We patronized Talbot’s Toyland in recent years with the same attitude: trying to do our part to keep them viable in downtown San Mateo. Clearly, not enough folks had the same approach to buying. The last two years saw a distinct fall-off in “foot-traffic” in the store which was noticeable in a store as large and complete as Talbot’s. This past Christmas, we were in the store on a Thursday evening two weeks before Christmas buying a few gifts for our grandsons. We were virtually the only shoppers for the half-hour we were in the store. I knew, then, that the end was near for this iconic San Mateo landmark. The store’s closing was announced soon after the holidays. Seemingly, like a law of nature, all good things must end!
At play, along with the economics and shopping convenience associated with Talbot’s closing, there is also the undeniable fact that the favorite toys of today’s young set have changed drastically from the toys we seniors loved in our youth.
Above: a display case in Talbot’s hobby department taken several years ago. These exquisite die-cast World War II warbirds rather quickly disappeared from Talbot’s display cases as us old-timers who remembered them began to “die-off,” as explained to me by Talbot’s staff! These iconic propeller-driven airplanes were soon replaced on display by jet aircraft and star-wars type “galactic fighters!”
My World War II British Spitfire –
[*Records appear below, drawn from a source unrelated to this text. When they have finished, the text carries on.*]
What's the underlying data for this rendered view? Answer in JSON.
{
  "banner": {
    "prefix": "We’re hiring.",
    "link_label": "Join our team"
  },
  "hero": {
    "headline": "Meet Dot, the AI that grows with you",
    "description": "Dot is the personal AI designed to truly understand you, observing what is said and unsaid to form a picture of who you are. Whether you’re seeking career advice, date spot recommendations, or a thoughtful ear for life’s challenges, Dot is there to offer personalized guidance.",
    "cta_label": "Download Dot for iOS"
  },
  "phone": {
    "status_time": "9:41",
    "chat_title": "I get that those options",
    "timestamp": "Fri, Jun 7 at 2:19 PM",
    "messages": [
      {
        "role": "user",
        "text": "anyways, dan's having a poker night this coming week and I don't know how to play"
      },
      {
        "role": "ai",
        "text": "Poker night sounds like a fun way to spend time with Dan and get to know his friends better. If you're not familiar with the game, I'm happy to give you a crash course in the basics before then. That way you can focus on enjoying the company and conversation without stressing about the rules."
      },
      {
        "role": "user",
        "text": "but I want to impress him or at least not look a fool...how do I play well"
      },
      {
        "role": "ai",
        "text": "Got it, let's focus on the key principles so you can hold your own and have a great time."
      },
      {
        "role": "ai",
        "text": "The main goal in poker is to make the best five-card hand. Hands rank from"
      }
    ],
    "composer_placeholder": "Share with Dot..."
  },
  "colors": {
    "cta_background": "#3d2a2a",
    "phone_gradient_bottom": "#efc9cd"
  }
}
purchased at Talbot’s during the store’s transition to the jet-age!
The large World War I Fokker Triplane which hung there for years
Last, but not least, recent years found Talbot’s selection of Lionel electric trains to be a mere shadow of that in the earlier days – as pictured, here!
Sadly, the trend toward present-day realities convinced me long ago that Talbot’s ultimate demise was not a question of if, but a question of when.
Thank you, Talbot’s Toyland, for the great years and the fond memories!